Seymour is an uplifted (as opposed to volcanic) island and so is generally flat and strewn with boulders. There are good nesting sites here for a large population of magnificent frigate birds. Blue-footed boobies perform their courtship dance in the more open areas and swallow-tailed gulls perch on the cliff edges. Despite the tremendous surf that can pound the outer shore, sea lions haul out onto the beach and can be found bodysurfing.
Watch your step, as the boobies don’t worry much about where they nest, and you might just step on one. The trees are dotted with male frigate birds trying to attract the attention of the ladies by inflating their bright red skin flaps. They sometimes fly in the air to call more attention to themselves. There’s a circular path that takes you through the island to a beautiful, rocky shore where the waves crash a silvery-blue.
PM: Bachas Beach, Santa Cruz Island

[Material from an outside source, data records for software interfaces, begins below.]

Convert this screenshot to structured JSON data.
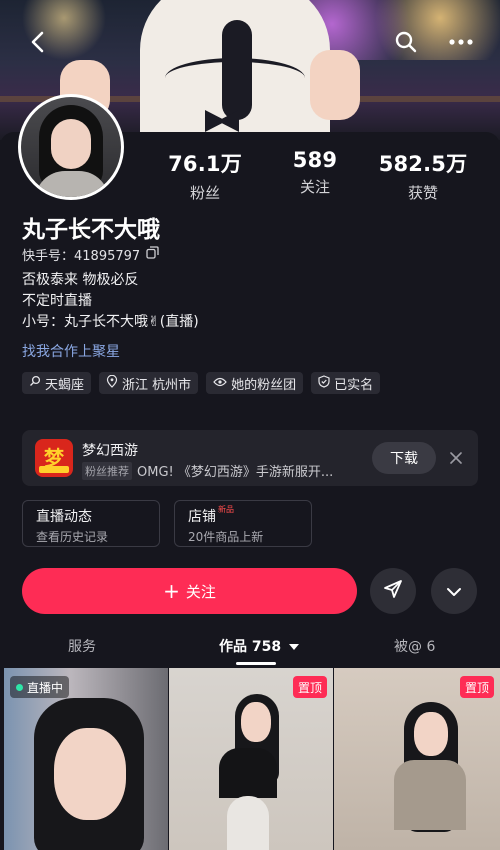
{
  "header": {
    "back_icon": "back-arrow-icon",
    "search_icon": "search-icon",
    "more_icon": "more-dots-icon"
  },
  "profile": {
    "name": "丸子长不大哦",
    "uid": "快手号：41895797",
    "bio": [
      "否极泰来 物极必反",
      "不定时直播",
      "小号：丸子长不大哦✌(直播)"
    ],
    "collab_link": "找我合作上聚星"
  },
  "stats": [
    {
      "value": "76.1万",
      "label": "粉丝"
    },
    {
      "value": "589",
      "label": "关注"
    },
    {
      "value": "582.5万",
      "label": "获赞"
    }
  ],
  "tags": [
    {
      "label": "天蝎座",
      "icon": "zodiac-icon"
    },
    {
      "label": "浙江 杭州市",
      "icon": "location-pin-icon"
    },
    {
      "label": "她的粉丝团",
      "icon": "fan-group-icon"
    },
    {
      "label": "已实名",
      "icon": "verified-shield-icon"
    }
  ],
  "game_ad": {
    "title": "梦幻西游",
    "tag": "粉丝推荐",
    "desc": "OMG! 《梦幻西游》手游新服开...",
    "logo_char": "梦",
    "button": "下载"
  },
  "quick_links": [
    {
      "title": "直播动态",
      "subtitle": "查看历史记录",
      "badge": ""
    },
    {
      "title": "店铺",
      "subtitle": "20件商品上新",
      "badge": "新品"
    }
  ],
  "actions": {
    "follow": "关注",
    "follow_prefix": "+"
  },
  "tabs": [
    {
      "label": "服务"
    },
    {
      "label": "作品 758"
    },
    {
      "label": "被@ 6"
    }
  ],
  "thumbnails": [
    {
      "badge": "直播中",
      "type": "live"
    },
    {
      "badge": "置顶",
      "type": "pinned"
    },
    {
      "badge": "置顶",
      "type": "pinned"
    }
  ],
  "colors": {
    "accent": "#fe2c55",
    "background": "#16161e",
    "link": "#8aa7e2"
  }
}
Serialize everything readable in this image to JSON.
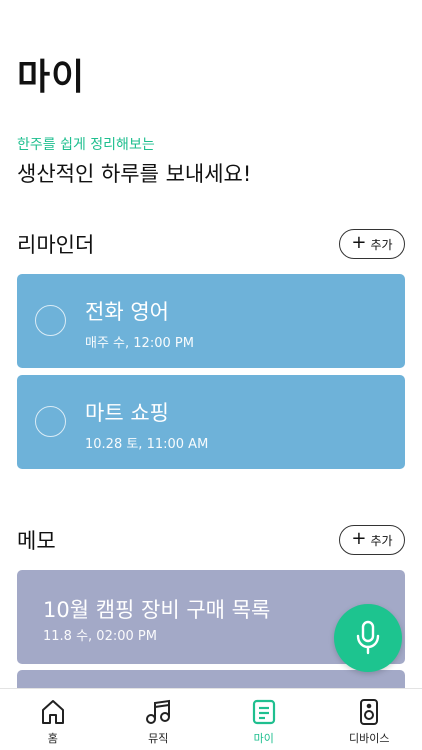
{
  "header": {
    "title": "마이"
  },
  "greeting": {
    "subtitle": "한주를 쉽게 정리해보는",
    "headline": "생산적인 하루를 보내세요!"
  },
  "reminders": {
    "title": "리마인더",
    "add_label": "추가",
    "items": [
      {
        "title": "전화 영어",
        "schedule": "매주 수, 12:00 PM"
      },
      {
        "title": "마트 쇼핑",
        "schedule": "10.28 토, 11:00 AM"
      }
    ]
  },
  "memos": {
    "title": "메모",
    "add_label": "추가",
    "items": [
      {
        "title": "10월 캠핑 장비 구매 목록",
        "date": "11.8 수, 02:00 PM"
      }
    ]
  },
  "fab": {
    "icon": "microphone-icon"
  },
  "tabbar": {
    "tabs": [
      {
        "label": "홈",
        "icon": "home-icon",
        "active": false
      },
      {
        "label": "뮤직",
        "icon": "music-note-icon",
        "active": false
      },
      {
        "label": "마이",
        "icon": "memo-icon",
        "active": true
      },
      {
        "label": "디바이스",
        "icon": "speaker-icon",
        "active": false
      }
    ]
  },
  "colors": {
    "accent": "#1fbf8f",
    "reminder_card": "#6eb2d9",
    "memo_card": "#a3a9c7"
  }
}
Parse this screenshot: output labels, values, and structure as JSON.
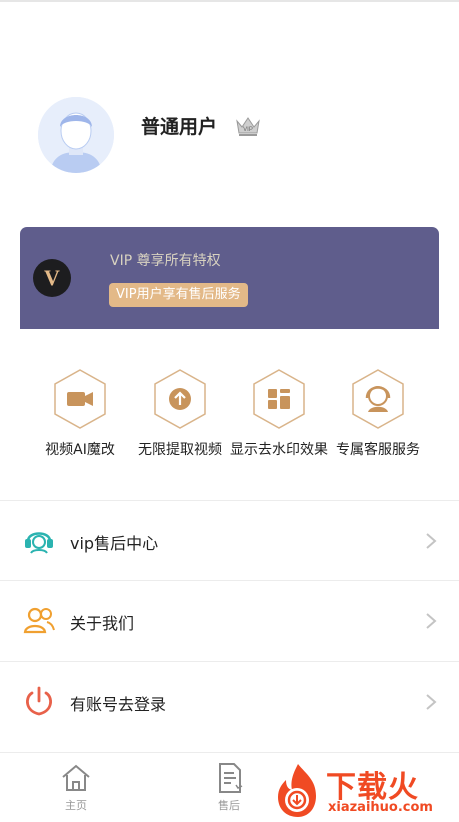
{
  "profile": {
    "username": "普通用户",
    "badge_icon": "vip-crown-icon"
  },
  "vip_card": {
    "logo_letter": "V",
    "title": "VIP 尊享所有特权",
    "badge": "VIP用户享有售后服务"
  },
  "features": [
    {
      "label": "视频AI魔改",
      "icon": "video-camera-icon"
    },
    {
      "label": "无限提取视频",
      "icon": "upload-arrow-icon"
    },
    {
      "label": "显示去水印效果",
      "icon": "grid-apps-icon"
    },
    {
      "label": "专属客服服务",
      "icon": "customer-service-icon"
    }
  ],
  "menu": [
    {
      "label": "vip售后中心",
      "icon": "headset-icon"
    },
    {
      "label": "关于我们",
      "icon": "users-icon"
    },
    {
      "label": "有账号去登录",
      "icon": "power-icon"
    }
  ],
  "tabs": [
    {
      "label": "主页",
      "icon": "home-icon"
    },
    {
      "label": "售后",
      "icon": "document-icon"
    }
  ],
  "watermark": {
    "title": "下载火",
    "url": "xiazaihuo.com"
  },
  "colors": {
    "vip_card_bg": "#5f5d8c",
    "vip_badge_bg": "#e3b988",
    "accent_gold": "#c8945c",
    "menu_icon_teal": "#2bb3b0",
    "menu_icon_orange": "#f0a030",
    "menu_icon_red": "#e8614a",
    "watermark_red": "#f04a23"
  }
}
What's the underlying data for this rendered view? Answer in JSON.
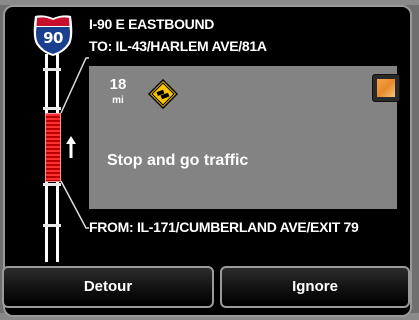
{
  "route": {
    "shield_number": "90",
    "title": "I-90 E EASTBOUND",
    "to": "TO: IL-43/HARLEM AVE/81A",
    "from": "FROM: IL-171/CUMBERLAND AVE/EXIT 79"
  },
  "incident": {
    "distance": "18",
    "distance_unit": "mi",
    "icon": "traffic-warning-icon",
    "message": "Stop and go traffic"
  },
  "actions": {
    "detour_label": "Detour",
    "ignore_label": "Ignore"
  },
  "colors": {
    "jam": "#ff3030",
    "panel": "#838383",
    "shield_blue": "#1a3f8f",
    "shield_red": "#c8102e",
    "warning_yellow": "#f7c600"
  }
}
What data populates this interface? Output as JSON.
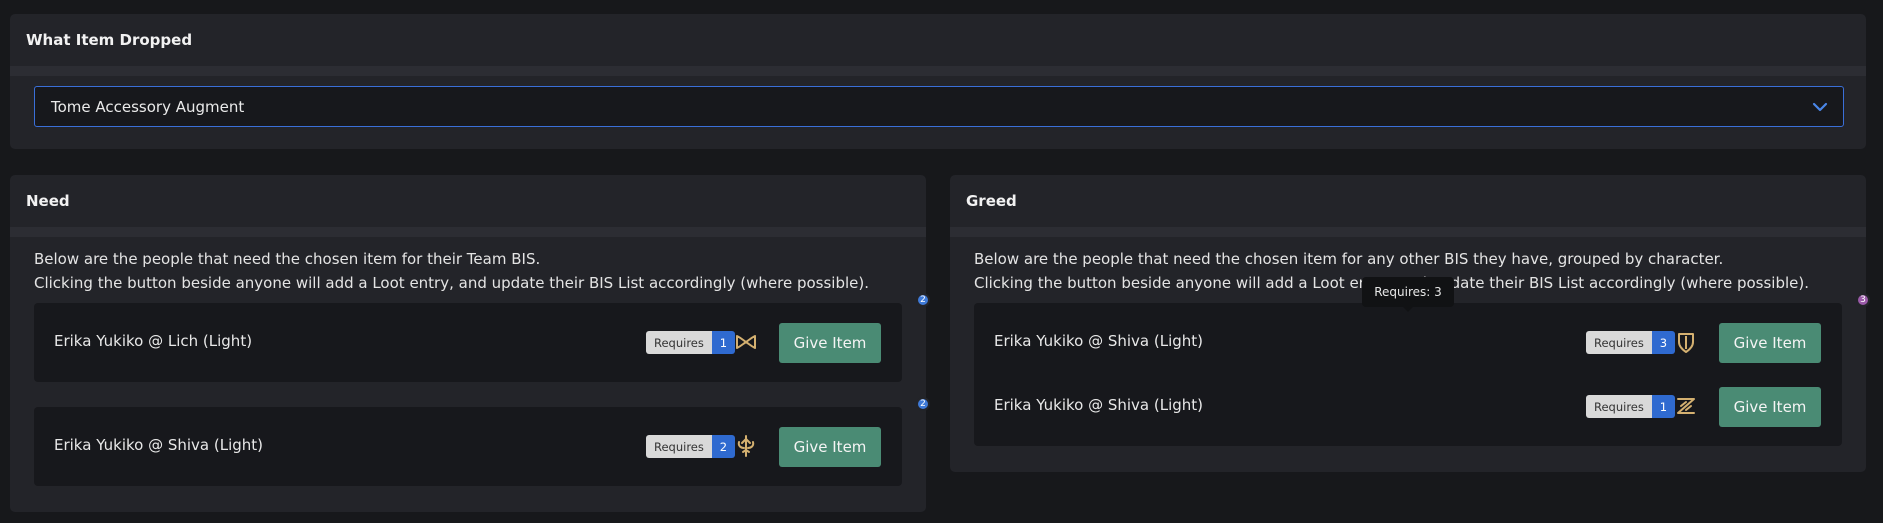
{
  "drop": {
    "title": "What Item Dropped",
    "selected": "Tome Accessory Augment"
  },
  "need": {
    "title": "Need",
    "desc_line1": "Below are the people that need the chosen item for their Team BIS.",
    "desc_line2": "Clicking the button beside anyone will add a Loot entry, and update their BIS List accordingly (where possible).",
    "rows": [
      {
        "name": "Erika Yukiko @ Lich (Light)",
        "requires_label": "Requires",
        "requires_count": "1",
        "badge": "2",
        "button": "Give Item",
        "job_icon": "reaper-job-icon"
      },
      {
        "name": "Erika Yukiko @ Shiva (Light)",
        "requires_label": "Requires",
        "requires_count": "2",
        "badge": "2",
        "button": "Give Item",
        "job_icon": "sage-job-icon"
      }
    ]
  },
  "greed": {
    "title": "Greed",
    "desc_line1": "Below are the people that need the chosen item for any other BIS they have, grouped by character.",
    "desc_line2": "Clicking the button beside anyone will add a Loot entry, and update their BIS List accordingly (where possible).",
    "badge": "3",
    "rows": [
      {
        "name": "Erika Yukiko @ Shiva (Light)",
        "requires_label": "Requires",
        "requires_count": "3",
        "button": "Give Item",
        "job_icon": "paladin-job-icon"
      },
      {
        "name": "Erika Yukiko @ Shiva (Light)",
        "requires_label": "Requires",
        "requires_count": "1",
        "button": "Give Item",
        "job_icon": "dragoon-job-icon"
      }
    ]
  },
  "tooltip": {
    "text": "Requires: 3"
  },
  "colors": {
    "accent_blue": "#2f6ad0",
    "button_green": "#4a8b74",
    "icon_gold": "#d4b070",
    "badge_purple": "#9a5aa8"
  }
}
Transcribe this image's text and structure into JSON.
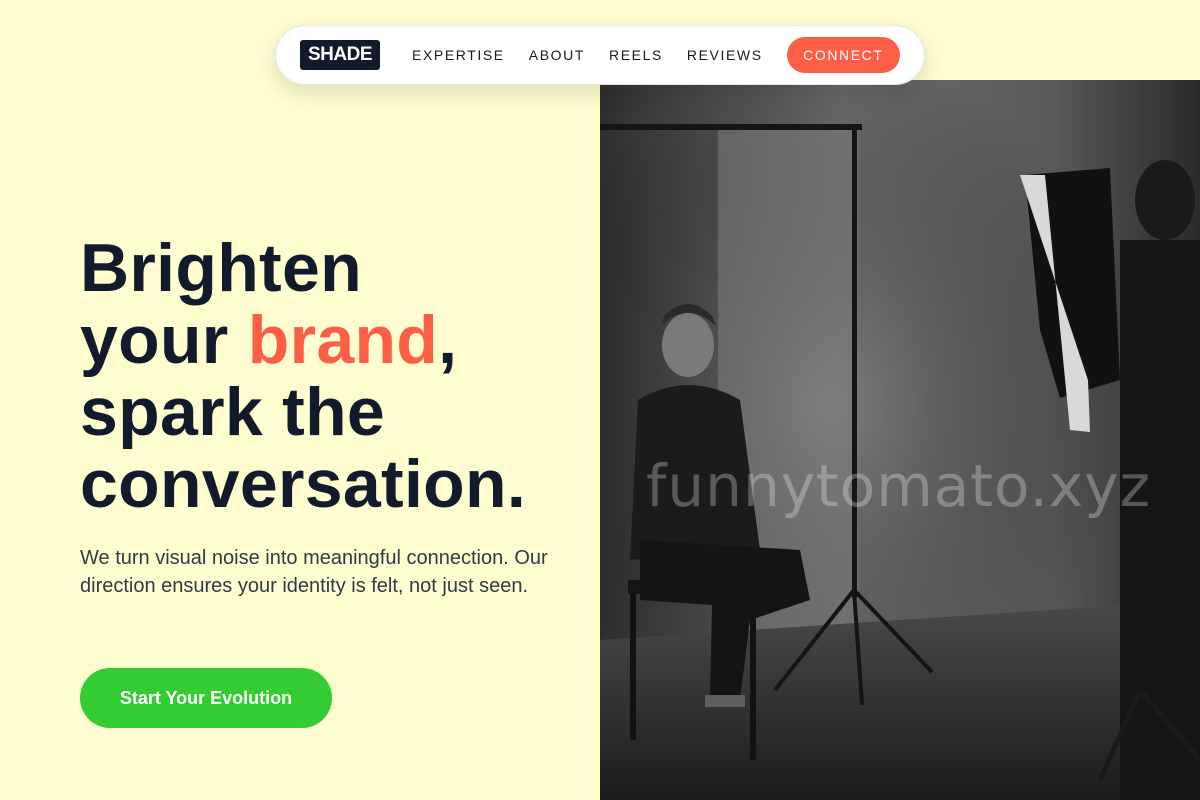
{
  "nav": {
    "logo": "SHADE",
    "links": [
      "EXPERTISE",
      "ABOUT",
      "REELS",
      "REVIEWS"
    ],
    "connect_label": "CONNECT"
  },
  "hero": {
    "headline_line1": "Brighten",
    "headline_line2_pre": "your ",
    "headline_accent": "brand",
    "headline_line2_post": ",",
    "headline_line3": "spark the",
    "headline_line4": "conversation.",
    "subtitle": "We turn visual noise into meaningful connection. Our direction ensures your identity is felt, not just seen.",
    "cta_label": "Start Your Evolution",
    "photo": "black-and-white studio photo of a man seated on a stool beside a softbox light and a photographer"
  },
  "watermark": "funnytomato.xyz",
  "colors": {
    "background": "#fefdd0",
    "accent": "#fc5f45",
    "cta": "#33cc33",
    "dark": "#121a2b"
  }
}
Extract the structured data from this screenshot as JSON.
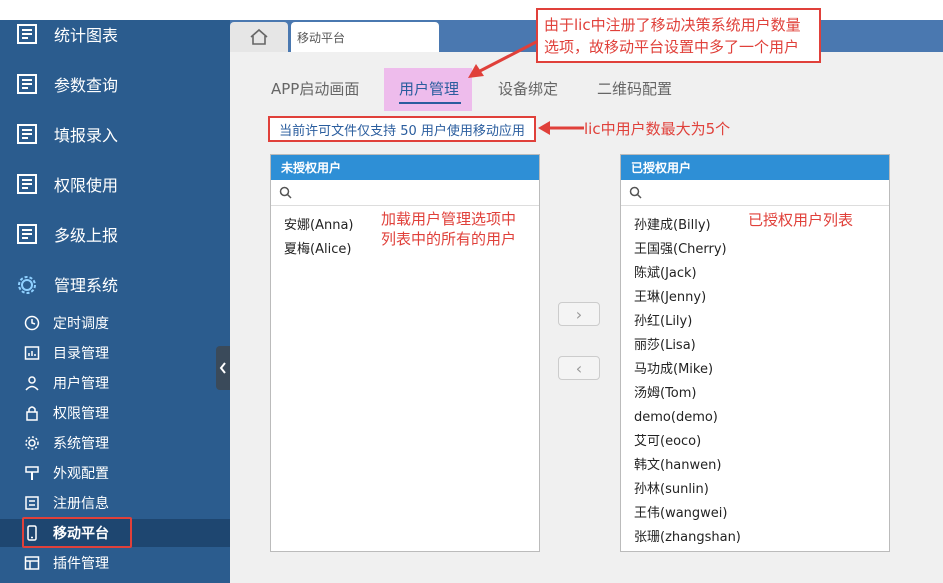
{
  "sidebar": {
    "main_items": [
      {
        "label": "统计图表",
        "icon": "report-icon"
      },
      {
        "label": "参数查询",
        "icon": "report-icon"
      },
      {
        "label": "填报录入",
        "icon": "report-icon"
      },
      {
        "label": "权限使用",
        "icon": "report-icon"
      },
      {
        "label": "多级上报",
        "icon": "report-icon"
      },
      {
        "label": "管理系统",
        "icon": "gear-cluster-icon"
      }
    ],
    "sub_items": [
      {
        "label": "定时调度",
        "icon": "clock-icon"
      },
      {
        "label": "目录管理",
        "icon": "folder-chart-icon"
      },
      {
        "label": "用户管理",
        "icon": "user-icon"
      },
      {
        "label": "权限管理",
        "icon": "lock-icon"
      },
      {
        "label": "系统管理",
        "icon": "gear-icon"
      },
      {
        "label": "外观配置",
        "icon": "brush-icon"
      },
      {
        "label": "注册信息",
        "icon": "register-icon"
      },
      {
        "label": "移动平台",
        "icon": "mobile-icon"
      },
      {
        "label": "插件管理",
        "icon": "plugin-icon"
      }
    ],
    "active_sub": "移动平台"
  },
  "tabs": {
    "current": "移动平台"
  },
  "subtabs": [
    {
      "label": "APP启动画面"
    },
    {
      "label": "用户管理"
    },
    {
      "label": "设备绑定"
    },
    {
      "label": "二维码配置"
    }
  ],
  "license_notice": "当前许可文件仅支持 50 用户使用移动应用",
  "unauthorized": {
    "title": "未授权用户",
    "users": [
      "安娜(Anna)",
      "夏梅(Alice)"
    ]
  },
  "authorized": {
    "title": "已授权用户",
    "users": [
      "孙建成(Billy)",
      "王国强(Cherry)",
      "陈斌(Jack)",
      "王琳(Jenny)",
      "孙红(Lily)",
      "丽莎(Lisa)",
      "马功成(Mike)",
      "汤姆(Tom)",
      "demo(demo)",
      "艾可(eoco)",
      "韩文(hanwen)",
      "孙林(sunlin)",
      "王伟(wangwei)",
      "张珊(zhangshan)"
    ]
  },
  "buttons": {
    "move_right": "›",
    "move_left": "‹"
  },
  "annotations": {
    "callout_line1": "由于lic中注册了移动决策系统用户数量",
    "callout_line2": "选项，故移动平台设置中多了一个用户",
    "lic_max": "lic中用户数最大为5个",
    "left_note_line1": "加载用户管理选项中",
    "left_note_line2": "列表中的所有的用户",
    "right_note": "已授权用户列表"
  },
  "colors": {
    "sidebar": "#2b5c8e",
    "accent": "#2e8fd6",
    "annotation": "#e0403a",
    "highlight": "#eebcec"
  }
}
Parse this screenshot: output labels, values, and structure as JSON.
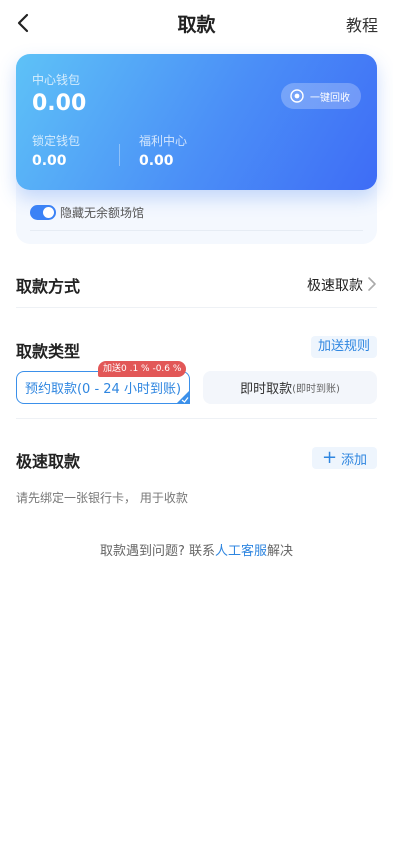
{
  "header": {
    "title": "取款",
    "right_link": "教程"
  },
  "wallet": {
    "center_label": "中心钱包",
    "center_value": "0.00",
    "recover_label": "一键回收",
    "locked_label": "锁定钱包",
    "locked_value": "0.00",
    "welfare_label": "福利中心",
    "welfare_value": "0.00",
    "hide_label": "隐藏无余额场馆",
    "hide_enabled": true
  },
  "withdraw_method": {
    "title": "取款方式",
    "value": "极速取款"
  },
  "withdraw_type": {
    "title": "取款类型",
    "rules_label": "加送规则",
    "bonus_badge": "加送0 .1 % -0.6 %",
    "options": [
      {
        "label": "预约取款(0 - 24 小时到账)",
        "selected": true
      },
      {
        "label": "即时取款",
        "sub": "(即时到账)",
        "selected": false
      }
    ]
  },
  "fast_withdraw": {
    "title": "极速取款",
    "add_label": "添加",
    "hint": "请先绑定一张银行卡， 用于收款"
  },
  "help": {
    "prefix": "取款遇到问题?  联系",
    "link": "人工客服",
    "suffix": "解决"
  },
  "colors": {
    "accent": "#2f86e0",
    "badge": "#e25757",
    "card_start": "#5ec2f7",
    "card_end": "#3e6cf6"
  }
}
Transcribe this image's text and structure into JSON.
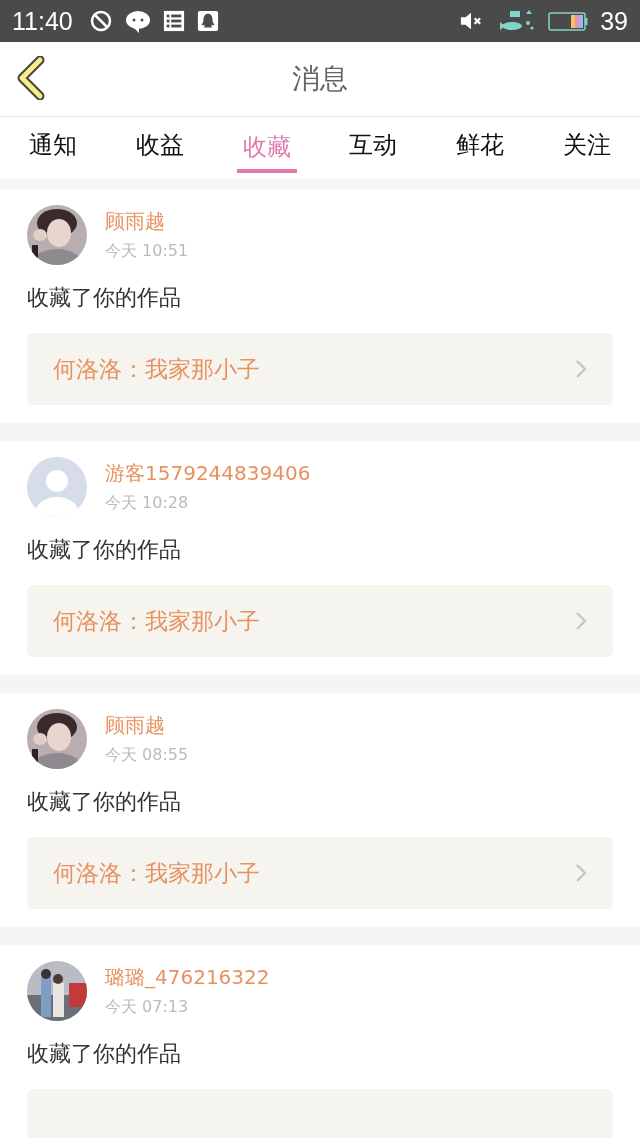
{
  "status_bar": {
    "time": "11:40",
    "battery": "39"
  },
  "header": {
    "title": "消息"
  },
  "tabs": [
    {
      "label": "通知",
      "selected": false
    },
    {
      "label": "收益",
      "selected": false
    },
    {
      "label": "收藏",
      "selected": true
    },
    {
      "label": "互动",
      "selected": false
    },
    {
      "label": "鲜花",
      "selected": false
    },
    {
      "label": "关注",
      "selected": false
    }
  ],
  "messages": [
    {
      "user": "顾雨越",
      "time": "今天 10:51",
      "action": "收藏了你的作品",
      "work": "何洛洛：我家那小子"
    },
    {
      "kind": "default",
      "user": "游客1579244839406",
      "time": "今天 10:28",
      "action": "收藏了你的作品",
      "work": "何洛洛：我家那小子"
    },
    {
      "user": "顾雨越",
      "time": "今天 08:55",
      "action": "收藏了你的作品",
      "work": "何洛洛：我家那小子"
    },
    {
      "kind": "street",
      "user": "璐璐_476216322",
      "time": "今天 07:13",
      "action": "收藏了你的作品",
      "work_cut": true
    }
  ]
}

These two small beaches are found to the West of Turtle Cove. Their sand is made of decomposed coral, which makes it white and soft, making it a favorite nesting site for sea turtles. Behind one of the beaches there is a small brackish water lagoon, where occasionally is possible to observe flamingos and other coastal birds, such as black-necked stilts and whimbrels. The other beach is longer, but it has two old barges that were abandoned during the Second World War, when the USA used Baltra Island as a strategically point to protect the Panama Channel.